    1. The introduction of Judi Dench as M, man. I don't even think I need to go into how much of a game changer having M upgraded by both character change and having an actor of that caliber in the chair was. If you told me tomorrow we we're going to have a spinoff titled "M: The Early Years" I'd be first in line.

  5. I'm glad I'm not alone in my assertions about the significance of the video game on the film. It could honestly be the subject of a whole separate essay. I'll run it when we get the F This Video Game spin-off site up and running in 2013. Like a dummy, I forgot to add my “Favorite GoldenEye Video Game” to the bottom section. I am partial to double-fisting the DDAA Dostovei handguns.

  6. I haven't watched enough Bond films to have a meaningful favourite, but Goldeneye is probably as close as it gets for a couple of reasons:

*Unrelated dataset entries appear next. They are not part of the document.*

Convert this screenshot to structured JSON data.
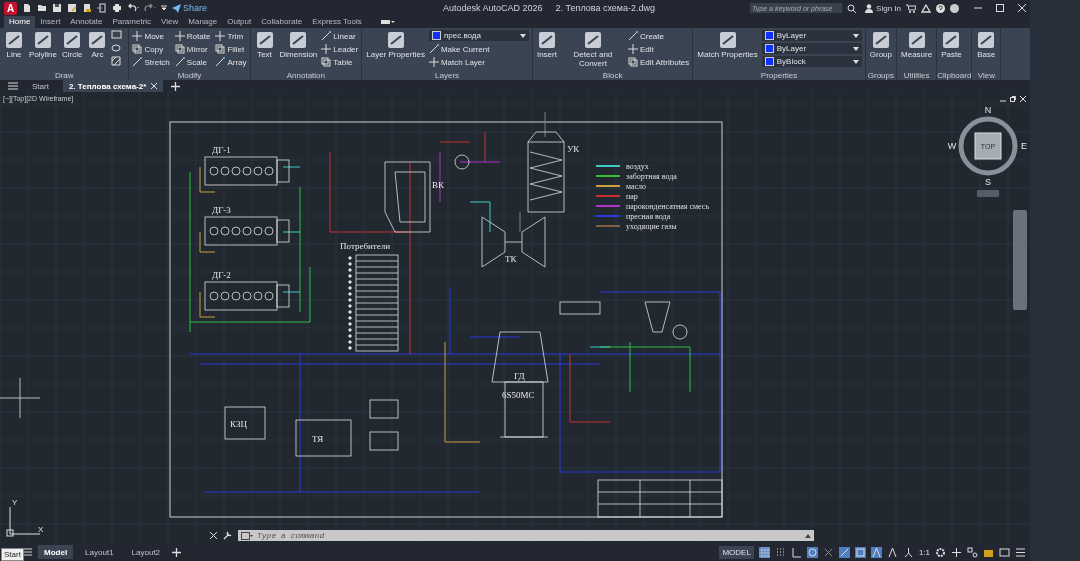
{
  "app": {
    "logo": "A",
    "share": "Share",
    "title": "Autodesk AutoCAD 2026",
    "file_name": "2. Теплова схема-2.dwg",
    "search_placeholder": "Type a keyword or phrase",
    "sign_in": "Sign In"
  },
  "ribbon_tabs": [
    {
      "label": "Home",
      "selected": true
    },
    {
      "label": "Insert",
      "selected": false
    },
    {
      "label": "Annotate",
      "selected": false
    },
    {
      "label": "Parametric",
      "selected": false
    },
    {
      "label": "View",
      "selected": false
    },
    {
      "label": "Manage",
      "selected": false
    },
    {
      "label": "Output",
      "selected": false
    },
    {
      "label": "Collaborate",
      "selected": false
    },
    {
      "label": "Express Tools",
      "selected": false
    }
  ],
  "ribbon_panels": [
    {
      "title": "Draw",
      "items": [
        {
          "label": "Line",
          "kind": "large"
        },
        {
          "label": "Polyline",
          "kind": "large"
        },
        {
          "label": "Circle",
          "kind": "large"
        },
        {
          "label": "Arc",
          "kind": "large"
        }
      ]
    },
    {
      "title": "Modify",
      "items": [
        {
          "label": "Move",
          "kind": "small"
        },
        {
          "label": "Copy",
          "kind": "small"
        },
        {
          "label": "Stretch",
          "kind": "small"
        },
        {
          "label": "Rotate",
          "kind": "small"
        },
        {
          "label": "Mirror",
          "kind": "small"
        },
        {
          "label": "Scale",
          "kind": "small"
        },
        {
          "label": "Trim",
          "kind": "small"
        },
        {
          "label": "Fillet",
          "kind": "small"
        },
        {
          "label": "Array",
          "kind": "small"
        }
      ]
    },
    {
      "title": "Annotation",
      "items": [
        {
          "label": "Text",
          "kind": "large"
        },
        {
          "label": "Dimension",
          "kind": "large"
        },
        {
          "label": "Linear",
          "kind": "small"
        },
        {
          "label": "Leader",
          "kind": "small"
        },
        {
          "label": "Table",
          "kind": "small"
        }
      ]
    },
    {
      "title": "Layers",
      "items": [
        {
          "label": "Layer Properties",
          "kind": "large"
        },
        {
          "label": "прес.вода",
          "kind": "dropdown"
        },
        {
          "label": "Make Current",
          "kind": "small"
        },
        {
          "label": "Match Layer",
          "kind": "small"
        }
      ]
    },
    {
      "title": "Block",
      "items": [
        {
          "label": "Insert",
          "kind": "large"
        },
        {
          "label": "Detect and Convert",
          "kind": "large"
        },
        {
          "label": "Create",
          "kind": "small"
        },
        {
          "label": "Edit",
          "kind": "small"
        },
        {
          "label": "Edit Attributes",
          "kind": "small"
        }
      ]
    },
    {
      "title": "Properties",
      "items": [
        {
          "label": "Match Properties",
          "kind": "large"
        },
        {
          "label": "ByLayer",
          "kind": "dropdown"
        },
        {
          "label": "ByLayer",
          "kind": "dropdown"
        },
        {
          "label": "ByBlock",
          "kind": "dropdown"
        }
      ]
    },
    {
      "title": "Groups",
      "items": [
        {
          "label": "Group",
          "kind": "large"
        }
      ]
    },
    {
      "title": "Utilities",
      "items": [
        {
          "label": "Measure",
          "kind": "large"
        }
      ]
    },
    {
      "title": "Clipboard",
      "items": [
        {
          "label": "Paste",
          "kind": "large"
        }
      ]
    },
    {
      "title": "View",
      "items": [
        {
          "label": "Base",
          "kind": "large"
        }
      ]
    }
  ],
  "file_tabs": [
    {
      "label": "Start",
      "selected": false
    },
    {
      "label": "2. Теплова схема-2*",
      "selected": true
    }
  ],
  "viewport": {
    "label": "[−][Top][2D Wireframe]",
    "view_cube": {
      "top": "TOP",
      "north": "N",
      "south": "S",
      "east": "E",
      "west": "W"
    },
    "ucs": {
      "y": "Y",
      "x": "X"
    },
    "drawing": {
      "labels": [
        "ДГ-1",
        "ДГ-3",
        "ДГ-2",
        "Потребители",
        "ВК",
        "УК",
        "ТК",
        "ГД",
        "6S50MC",
        "КЗЦ",
        "ТЯ"
      ],
      "legend": [
        {
          "label": "воздух",
          "color": "#3ec8c8"
        },
        {
          "label": "забортная вода",
          "color": "#30c040"
        },
        {
          "label": "масло",
          "color": "#c8a040"
        },
        {
          "label": "пар",
          "color": "#c83030"
        },
        {
          "label": "пароконденсатная смесь",
          "color": "#b030c8"
        },
        {
          "label": "пресная вода",
          "color": "#2838e0"
        },
        {
          "label": "уходящие газы",
          "color": "#806040"
        }
      ]
    }
  },
  "command_line": {
    "placeholder": "Type a command"
  },
  "layout_tabs": [
    {
      "label": "Model",
      "selected": true
    },
    {
      "label": "Layout1",
      "selected": false
    },
    {
      "label": "Layout2",
      "selected": false
    }
  ],
  "status_bar": {
    "space": "MODEL",
    "scale": "1:1"
  },
  "tooltip": "Start"
}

    1. Most personally, I was part of a small youth drama group in my teens lead by an old British guy, Peter Oliver, who back in the day had lead a youth theatre group in London (Oval House Theatre) and had been a mentor to a young Pierce Brosnan. They stayed in touch and I remember him showing us a letter he received from Pierce writing from whatever dam they used for the Hoover Dam shot (don't think it was the actual Hoover Dam for some reason) in Goldeneye. Anyway, I'm sure I've bragged about my old director's connection to Pierce far more than he ever did!

    2. As Alex, Adam and John mention above, the video game! Back in university I used part of a student loan disbursement to buy an N64 and one of my buddy's rooms became known as The Vortex - all 4-player Goldeneye, all the time.

    This reminiscing has me thinking it's time to revisit the Brosnan Bonds - still not sure about the older ones - I think my wife would kill me if I bought that big box set...

  7. Great write up, Alex. Goldeneye is my favorite non-Connery bond film. Could it be argued that the popularity of the game provoked more people to watch the film that otherwise wouldn't have? Two years is a crazy longtime to wait to put out a video game adaptation of a film nowadays.

    Quick tangent: I can remember playing that unlockable "Aztec" mission and being blown away: lasers, launch stations built within ruins, Jaws, etc. A friend of mine informed me that this was indeed a reference to an earlier bond film. I then went into Moonraker with super high expectations, which were ultimately shit on by the lasergun-infantry division of the USMC